*REQUIREMENT*.
Without any alteration, retype the records that appear below.

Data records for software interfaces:
^^^^^^^^^^^^^^^^

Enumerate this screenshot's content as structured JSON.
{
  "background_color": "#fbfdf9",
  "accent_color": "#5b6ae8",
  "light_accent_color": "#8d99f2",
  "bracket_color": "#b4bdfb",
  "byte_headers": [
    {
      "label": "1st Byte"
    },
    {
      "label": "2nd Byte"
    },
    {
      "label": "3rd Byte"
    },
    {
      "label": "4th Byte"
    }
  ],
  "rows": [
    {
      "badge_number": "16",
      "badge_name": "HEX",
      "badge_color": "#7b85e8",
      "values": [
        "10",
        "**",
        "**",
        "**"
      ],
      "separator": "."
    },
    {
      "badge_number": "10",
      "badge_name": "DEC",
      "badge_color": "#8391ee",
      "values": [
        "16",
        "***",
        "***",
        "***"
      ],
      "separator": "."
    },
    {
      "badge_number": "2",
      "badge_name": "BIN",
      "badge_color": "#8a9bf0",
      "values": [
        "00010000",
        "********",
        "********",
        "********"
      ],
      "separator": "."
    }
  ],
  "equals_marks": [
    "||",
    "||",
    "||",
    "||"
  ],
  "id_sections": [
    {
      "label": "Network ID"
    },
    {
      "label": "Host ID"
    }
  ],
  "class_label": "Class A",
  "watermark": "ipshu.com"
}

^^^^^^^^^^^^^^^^

*TASK RESPONSE*.
Enumerate this screenshot's content as structured JSON.
{
  "background_color": "#fbfdf9",
  "accent_color": "#5b6ae8",
  "light_accent_color": "#8d99f2",
  "bracket_color": "#b4bdfb",
  "byte_headers": [
    {
      "label": "1st Byte"
    },
    {
      "label": "2nd Byte"
    },
    {
      "label": "3rd Byte"
    },
    {
      "label": "4th Byte"
    }
  ],
  "rows": [
    {
      "badge_number": "16",
      "badge_name": "HEX",
      "badge_color": "#7b85e8",
      "values": [
        "10",
        "**",
        "**",
        "**"
      ],
      "separator": "."
    },
    {
      "badge_number": "10",
      "badge_name": "DEC",
      "badge_color": "#8391ee",
      "values": [
        "16",
        "***",
        "***",
        "***"
      ],
      "separator": "."
    },
    {
      "badge_number": "2",
      "badge_name": "BIN",
      "badge_color": "#8a9bf0",
      "values": [
        "00010000",
        "********",
        "********",
        "********"
      ],
      "separator": "."
    }
  ],
  "equals_marks": [
    "||",
    "||",
    "||",
    "||"
  ],
  "id_sections": [
    {
      "label": "Network ID"
    },
    {
      "label": "Host ID"
    }
  ],
  "class_label": "Class A",
  "watermark": "ipshu.com"
}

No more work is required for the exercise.